Dean Prosser points out that much of the divergence of opinion among the decided cases is more apparent than real. He says:
'There has been ostensible, and quite superficial, disagreement over whether contributory negligence is available as a defense where the action is one for breach of warranty. A few decisions have said flatly that it is not. The greater number have said quite as flatly that it is. The conflict is, however, more apparent than real. If the cases are examined, it readily appears that those which refuse to allow the defense have been cases in which the plaintiff negligently failed to discover the defect in the product, or to guard against the possibility of its existence. They are entirely consistent with the general rule that such negligence is not a defense to an action founded upon strict liability. Those which have permitted the defense all have been cases in which the plaintiff has discovered the defect and the danger, and has proceeded nevertheless to make use of the product. They represent the form of contributory negligence which consists of deliberately and unreasonably proceeding to encounter a known danger, and overlaps assumption of risk. They are quite consistent with the general rule that this is a defense to strict liability.

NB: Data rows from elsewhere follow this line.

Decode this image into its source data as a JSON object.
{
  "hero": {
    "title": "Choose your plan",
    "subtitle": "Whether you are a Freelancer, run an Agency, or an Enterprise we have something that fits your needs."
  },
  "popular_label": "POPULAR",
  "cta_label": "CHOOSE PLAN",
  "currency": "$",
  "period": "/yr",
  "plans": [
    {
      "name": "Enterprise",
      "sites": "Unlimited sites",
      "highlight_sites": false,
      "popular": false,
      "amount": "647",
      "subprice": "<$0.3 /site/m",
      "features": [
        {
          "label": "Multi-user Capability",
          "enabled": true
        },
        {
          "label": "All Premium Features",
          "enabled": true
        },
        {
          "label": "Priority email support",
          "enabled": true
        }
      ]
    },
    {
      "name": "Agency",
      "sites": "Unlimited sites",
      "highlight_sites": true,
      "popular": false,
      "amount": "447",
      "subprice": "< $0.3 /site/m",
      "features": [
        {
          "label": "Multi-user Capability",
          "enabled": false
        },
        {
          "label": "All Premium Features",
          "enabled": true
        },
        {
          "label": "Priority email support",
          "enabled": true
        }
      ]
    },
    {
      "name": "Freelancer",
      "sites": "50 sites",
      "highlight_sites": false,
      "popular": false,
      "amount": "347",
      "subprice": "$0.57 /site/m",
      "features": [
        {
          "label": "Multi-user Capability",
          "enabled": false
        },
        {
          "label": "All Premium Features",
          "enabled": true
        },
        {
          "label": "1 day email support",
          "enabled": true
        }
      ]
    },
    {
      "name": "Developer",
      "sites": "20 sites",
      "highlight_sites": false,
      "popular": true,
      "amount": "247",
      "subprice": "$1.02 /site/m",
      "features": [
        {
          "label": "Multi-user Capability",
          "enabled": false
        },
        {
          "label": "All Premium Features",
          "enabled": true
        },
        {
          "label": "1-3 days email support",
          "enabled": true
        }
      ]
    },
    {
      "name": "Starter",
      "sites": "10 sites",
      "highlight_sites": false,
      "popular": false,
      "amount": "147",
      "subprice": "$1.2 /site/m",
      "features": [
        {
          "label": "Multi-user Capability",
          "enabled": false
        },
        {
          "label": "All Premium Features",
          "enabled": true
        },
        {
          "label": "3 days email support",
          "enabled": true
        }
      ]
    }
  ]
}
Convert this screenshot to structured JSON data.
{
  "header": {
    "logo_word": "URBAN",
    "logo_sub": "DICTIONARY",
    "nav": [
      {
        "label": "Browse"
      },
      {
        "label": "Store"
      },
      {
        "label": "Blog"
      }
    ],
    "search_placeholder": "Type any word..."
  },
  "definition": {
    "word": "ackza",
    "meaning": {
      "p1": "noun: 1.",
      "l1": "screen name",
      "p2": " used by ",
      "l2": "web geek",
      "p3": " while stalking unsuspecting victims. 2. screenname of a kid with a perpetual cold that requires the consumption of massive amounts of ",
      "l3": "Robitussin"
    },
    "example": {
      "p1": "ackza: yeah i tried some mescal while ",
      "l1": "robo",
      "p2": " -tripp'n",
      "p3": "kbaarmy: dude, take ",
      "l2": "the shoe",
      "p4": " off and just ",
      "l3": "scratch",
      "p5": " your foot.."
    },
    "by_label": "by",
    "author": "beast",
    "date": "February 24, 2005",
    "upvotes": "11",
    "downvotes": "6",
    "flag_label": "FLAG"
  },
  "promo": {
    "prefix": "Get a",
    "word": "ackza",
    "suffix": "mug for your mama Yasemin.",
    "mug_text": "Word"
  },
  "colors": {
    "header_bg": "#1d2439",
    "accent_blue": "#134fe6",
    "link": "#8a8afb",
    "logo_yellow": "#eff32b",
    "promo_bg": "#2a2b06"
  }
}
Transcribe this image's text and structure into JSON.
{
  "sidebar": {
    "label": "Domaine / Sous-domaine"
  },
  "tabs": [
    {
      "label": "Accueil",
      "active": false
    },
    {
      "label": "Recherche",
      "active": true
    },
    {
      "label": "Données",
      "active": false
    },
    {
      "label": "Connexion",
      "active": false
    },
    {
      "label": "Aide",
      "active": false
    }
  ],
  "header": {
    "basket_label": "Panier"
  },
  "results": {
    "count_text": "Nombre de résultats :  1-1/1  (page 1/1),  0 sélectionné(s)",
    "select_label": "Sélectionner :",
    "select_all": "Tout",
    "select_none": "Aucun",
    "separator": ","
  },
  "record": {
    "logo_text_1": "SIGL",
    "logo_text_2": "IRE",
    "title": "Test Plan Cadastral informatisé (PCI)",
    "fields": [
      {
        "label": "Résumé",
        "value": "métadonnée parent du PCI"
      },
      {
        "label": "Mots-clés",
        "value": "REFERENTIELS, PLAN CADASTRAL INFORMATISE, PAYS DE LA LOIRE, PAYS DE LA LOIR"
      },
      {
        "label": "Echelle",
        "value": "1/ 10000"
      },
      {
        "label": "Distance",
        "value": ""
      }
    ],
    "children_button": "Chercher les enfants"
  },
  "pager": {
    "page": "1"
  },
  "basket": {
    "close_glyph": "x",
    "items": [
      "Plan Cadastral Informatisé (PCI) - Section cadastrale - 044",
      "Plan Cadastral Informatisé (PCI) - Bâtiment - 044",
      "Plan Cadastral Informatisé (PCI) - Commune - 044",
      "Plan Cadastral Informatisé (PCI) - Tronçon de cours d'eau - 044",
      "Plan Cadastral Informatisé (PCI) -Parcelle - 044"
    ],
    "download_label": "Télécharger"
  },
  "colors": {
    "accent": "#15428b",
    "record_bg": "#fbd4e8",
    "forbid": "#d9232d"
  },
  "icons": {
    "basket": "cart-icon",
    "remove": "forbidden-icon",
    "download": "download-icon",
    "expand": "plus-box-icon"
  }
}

There are only a few cases which have recognized the distinction; but it seems quite clear that it is made in fact.' (Prosser, Law of Torts (3d Ed.) 656.) 4
A shorter but similar statement is contained in Dean John W. Wade's article on Strict Tort Liability, 19 Sw.L.J. 5, 1. c. 21:
'The cases appear to be in...
To continue readingFREE SIGN UP